**PROBLEM:**
Your copy of the entries must be exact, and it must not include the pictures.

**PROVIDED MATERIAL:**
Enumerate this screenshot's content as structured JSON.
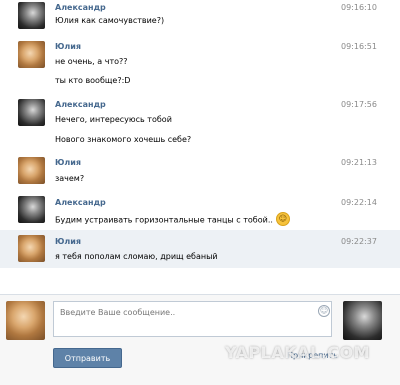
{
  "messages": [
    {
      "author": "Александр",
      "avatar": "alexander",
      "time": "09:16:10",
      "lines": [
        "Юлия как самочувствие?)"
      ],
      "highlight": false
    },
    {
      "author": "Юлия",
      "avatar": "yulia",
      "time": "09:16:51",
      "lines": [
        "не очень, а что??",
        "ты кто вообще?:D"
      ],
      "highlight": false
    },
    {
      "author": "Александр",
      "avatar": "alexander",
      "time": "09:17:56",
      "lines": [
        "Нечего, интересуюсь тобой",
        "Нового знакомого хочешь себе?"
      ],
      "highlight": false
    },
    {
      "author": "Юлия",
      "avatar": "yulia",
      "time": "09:21:13",
      "lines": [
        "зачем?"
      ],
      "highlight": false
    },
    {
      "author": "Александр",
      "avatar": "alexander",
      "time": "09:22:14",
      "lines": [
        "Будим устраивать горизонтальные танцы с тобой.."
      ],
      "highlight": false,
      "emoji": "smiley-icon"
    },
    {
      "author": "Юлия",
      "avatar": "yulia",
      "time": "09:22:37",
      "lines": [
        "я тебя пополам сломаю, дрищ ебаный"
      ],
      "highlight": true
    }
  ],
  "composer": {
    "placeholder": "Введите Ваше сообщение..",
    "send_label": "Отправить",
    "attach_label": "Прикрепить"
  },
  "watermark": "YAPLAKAL.COM",
  "colors": {
    "name": "#45688e",
    "button": "#5e82a8",
    "highlight": "#edf1f5"
  }
}
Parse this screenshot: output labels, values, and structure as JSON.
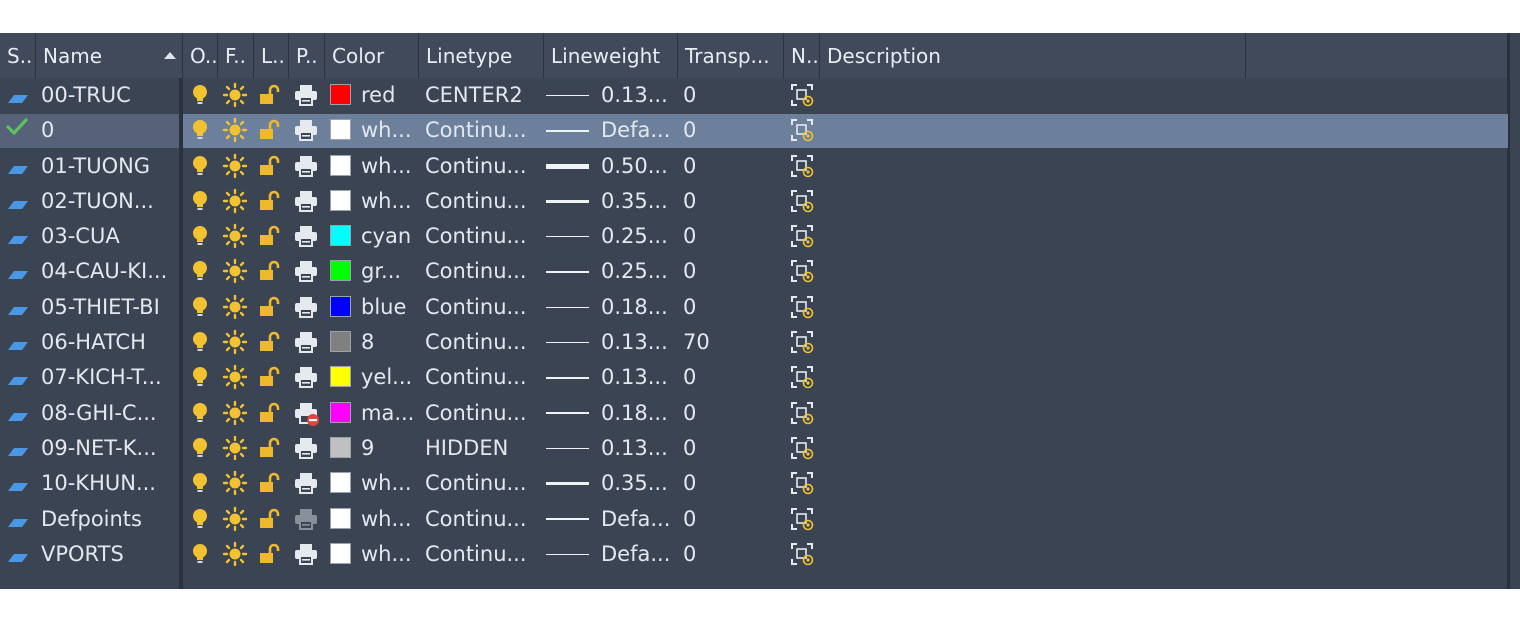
{
  "columns": {
    "status": "S..",
    "name": "Name",
    "on": "O..",
    "freeze": "F..",
    "lock": "L..",
    "plot": "P..",
    "color": "Color",
    "linetype": "Linetype",
    "lineweight": "Lineweight",
    "transparency": "Transp...",
    "newvp": "N..",
    "description": "Description"
  },
  "colors": {
    "bulb": "#f2c230",
    "sun": "#f2c230",
    "lock": "#f0b82c",
    "current_check": "#5cc45c",
    "layer_icon": "#4a97e6"
  },
  "layers": [
    {
      "name": "00-TRUC",
      "current": false,
      "color_name": "red",
      "color_hex": "#ff0000",
      "linetype": "CENTER2",
      "lw_display": "0.13...",
      "lw_weight": "thin",
      "transparency": "0",
      "plot": true
    },
    {
      "name": "0",
      "current": true,
      "color_name": "wh...",
      "color_hex": "#ffffff",
      "linetype": "Continu...",
      "lw_display": "Defa...",
      "lw_weight": "thin",
      "transparency": "0",
      "plot": true
    },
    {
      "name": "01-TUONG",
      "current": false,
      "color_name": "wh...",
      "color_hex": "#ffffff",
      "linetype": "Continu...",
      "lw_display": "0.50...",
      "lw_weight": "thick",
      "transparency": "0",
      "plot": true
    },
    {
      "name": "02-TUON...",
      "current": false,
      "color_name": "wh...",
      "color_hex": "#ffffff",
      "linetype": "Continu...",
      "lw_display": "0.35...",
      "lw_weight": "medium",
      "transparency": "0",
      "plot": true
    },
    {
      "name": "03-CUA",
      "current": false,
      "color_name": "cyan",
      "color_hex": "#00ffff",
      "linetype": "Continu...",
      "lw_display": "0.25...",
      "lw_weight": "thin",
      "transparency": "0",
      "plot": true
    },
    {
      "name": "04-CAU-KI...",
      "current": false,
      "color_name": "gr...",
      "color_hex": "#00ff00",
      "linetype": "Continu...",
      "lw_display": "0.25...",
      "lw_weight": "thin",
      "transparency": "0",
      "plot": true
    },
    {
      "name": "05-THIET-BI",
      "current": false,
      "color_name": "blue",
      "color_hex": "#0000ff",
      "linetype": "Continu...",
      "lw_display": "0.18...",
      "lw_weight": "thin",
      "transparency": "0",
      "plot": true
    },
    {
      "name": "06-HATCH",
      "current": false,
      "color_name": "8",
      "color_hex": "#808080",
      "linetype": "Continu...",
      "lw_display": "0.13...",
      "lw_weight": "thin",
      "transparency": "70",
      "plot": true
    },
    {
      "name": "07-KICH-T...",
      "current": false,
      "color_name": "yel...",
      "color_hex": "#ffff00",
      "linetype": "Continu...",
      "lw_display": "0.13...",
      "lw_weight": "thin",
      "transparency": "0",
      "plot": true
    },
    {
      "name": "08-GHI-C...",
      "current": false,
      "color_name": "ma...",
      "color_hex": "#ff00ff",
      "linetype": "Continu...",
      "lw_display": "0.18...",
      "lw_weight": "thin",
      "transparency": "0",
      "plot": false
    },
    {
      "name": "09-NET-K...",
      "current": false,
      "color_name": "9",
      "color_hex": "#c0c0c0",
      "linetype": "HIDDEN",
      "lw_display": "0.13...",
      "lw_weight": "thin",
      "transparency": "0",
      "plot": true
    },
    {
      "name": "10-KHUN...",
      "current": false,
      "color_name": "wh...",
      "color_hex": "#ffffff",
      "linetype": "Continu...",
      "lw_display": "0.35...",
      "lw_weight": "medium",
      "transparency": "0",
      "plot": true
    },
    {
      "name": "Defpoints",
      "current": false,
      "color_name": "wh...",
      "color_hex": "#ffffff",
      "linetype": "Continu...",
      "lw_display": "Defa...",
      "lw_weight": "thin",
      "transparency": "0",
      "plot": "dim"
    },
    {
      "name": "VPORTS",
      "current": false,
      "color_name": "wh...",
      "color_hex": "#ffffff",
      "linetype": "Continu...",
      "lw_display": "Defa...",
      "lw_weight": "thin",
      "transparency": "0",
      "plot": true
    }
  ]
}
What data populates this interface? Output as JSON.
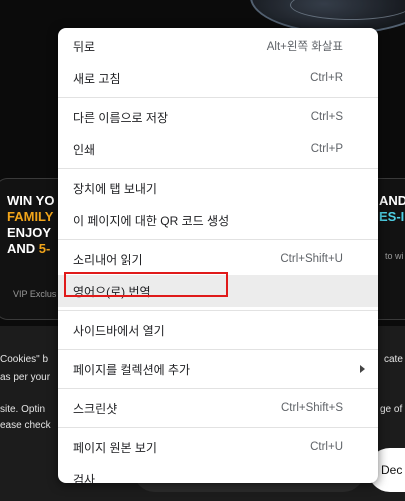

**REPLY TO THE EXERCISE:**
Enumerate this screenshot's content as structured JSON.
{
  "messages": [
    {
      "author": "Александр",
      "avatar": "alexander",
      "time": "09:16:10",
      "lines": [
        "Юлия как самочувствие?)"
      ],
      "highlight": false
    },
    {
      "author": "Юлия",
      "avatar": "yulia",
      "time": "09:16:51",
      "lines": [
        "не очень, а что??",
        "ты кто вообще?:D"
      ],
      "highlight": false
    },
    {
      "author": "Александр",
      "avatar": "alexander",
      "time": "09:17:56",
      "lines": [
        "Нечего, интересуюсь тобой",
        "Нового знакомого хочешь себе?"
      ],
      "highlight": false
    },
    {
      "author": "Юлия",
      "avatar": "yulia",
      "time": "09:21:13",
      "lines": [
        "зачем?"
      ],
      "highlight": false
    },
    {
      "author": "Александр",
      "avatar": "alexander",
      "time": "09:22:14",
      "lines": [
        "Будим устраивать горизонтальные танцы с тобой.."
      ],
      "highlight": false,
      "emoji": "smiley-icon"
    },
    {
      "author": "Юлия",
      "avatar": "yulia",
      "time": "09:22:37",
      "lines": [
        "я тебя пополам сломаю, дрищ ебаный"
      ],
      "highlight": true
    }
  ],
  "composer": {
    "placeholder": "Введите Ваше сообщение..",
    "send_label": "Отправить",
    "attach_label": "Прикрепить"
  },
  "watermark": "YAPLAKAL.COM",
  "colors": {
    "name": "#45688e",
    "button": "#5e82a8",
    "highlight": "#edf1f5"
  }
}
Parse this screenshot: output labels, values, and structure as JSON.
{
  "columns": {
    "status": "S..",
    "name": "Name",
    "on": "O..",
    "freeze": "F..",
    "lock": "L..",
    "plot": "P..",
    "color": "Color",
    "linetype": "Linetype",
    "lineweight": "Lineweight",
    "transparency": "Transp...",
    "newvp": "N..",
    "description": "Description"
  },
  "colors": {
    "bulb": "#f2c230",
    "sun": "#f2c230",
    "lock": "#f0b82c",
    "current_check": "#5cc45c",
    "layer_icon": "#4a97e6"
  },
  "layers": [
    {
      "name": "00-TRUC",
      "current": false,
      "color_name": "red",
      "color_hex": "#ff0000",
      "linetype": "CENTER2",
      "lw_display": "0.13...",
      "lw_weight": "thin",
      "transparency": "0",
      "plot": true
    },
    {
      "name": "0",
      "current": true,
      "color_name": "wh...",
      "color_hex": "#ffffff",
      "linetype": "Continu...",
      "lw_display": "Defa...",
      "lw_weight": "thin",
      "transparency": "0",
      "plot": true
    },
    {
      "name": "01-TUONG",
      "current": false,
      "color_name": "wh...",
      "color_hex": "#ffffff",
      "linetype": "Continu...",
      "lw_display": "0.50...",
      "lw_weight": "thick",
      "transparency": "0",
      "plot": true
    },
    {
      "name": "02-TUON...",
      "current": false,
      "color_name": "wh...",
      "color_hex": "#ffffff",
      "linetype": "Continu...",
      "lw_display": "0.35...",
      "lw_weight": "medium",
      "transparency": "0",
      "plot": true
    },
    {
      "name": "03-CUA",
      "current": false,
      "color_name": "cyan",
      "color_hex": "#00ffff",
      "linetype": "Continu...",
      "lw_display": "0.25...",
      "lw_weight": "thin",
      "transparency": "0",
      "plot": true
    },
    {
      "name": "04-CAU-KI...",
      "current": false,
      "color_name": "gr...",
      "color_hex": "#00ff00",
      "linetype": "Continu...",
      "lw_display": "0.25...",
      "lw_weight": "thin",
      "transparency": "0",
      "plot": true
    },
    {
      "name": "05-THIET-BI",
      "current": false,
      "color_name": "blue",
      "color_hex": "#0000ff",
      "linetype": "Continu...",
      "lw_display": "0.18...",
      "lw_weight": "thin",
      "transparency": "0",
      "plot": true
    },
    {
      "name": "06-HATCH",
      "current": false,
      "color_name": "8",
      "color_hex": "#808080",
      "linetype": "Continu...",
      "lw_display": "0.13...",
      "lw_weight": "thin",
      "transparency": "70",
      "plot": true
    },
    {
      "name": "07-KICH-T...",
      "current": false,
      "color_name": "yel...",
      "color_hex": "#ffff00",
      "linetype": "Continu...",
      "lw_display": "0.13...",
      "lw_weight": "thin",
      "transparency": "0",
      "plot": true
    },
    {
      "name": "08-GHI-C...",
      "current": false,
      "color_name": "ma...",
      "color_hex": "#ff00ff",
      "linetype": "Continu...",
      "lw_display": "0.18...",
      "lw_weight": "thin",
      "transparency": "0",
      "plot": false
    },
    {
      "name": "09-NET-K...",
      "current": false,
      "color_name": "9",
      "color_hex": "#c0c0c0",
      "linetype": "HIDDEN",
      "lw_display": "0.13...",
      "lw_weight": "thin",
      "transparency": "0",
      "plot": true
    },
    {
      "name": "10-KHUN...",
      "current": false,
      "color_name": "wh...",
      "color_hex": "#ffffff",
      "linetype": "Continu...",
      "lw_display": "0.35...",
      "lw_weight": "medium",
      "transparency": "0",
      "plot": true
    },
    {
      "name": "Defpoints",
      "current": false,
      "color_name": "wh...",
      "color_hex": "#ffffff",
      "linetype": "Continu...",
      "lw_display": "Defa...",
      "lw_weight": "thin",
      "transparency": "0",
      "plot": "dim"
    },
    {
      "name": "VPORTS",
      "current": false,
      "color_name": "wh...",
      "color_hex": "#ffffff",
      "linetype": "Continu...",
      "lw_display": "Defa...",
      "lw_weight": "thin",
      "transparency": "0",
      "plot": true
    }
  ]
}
What data populates this interface? Output as JSON.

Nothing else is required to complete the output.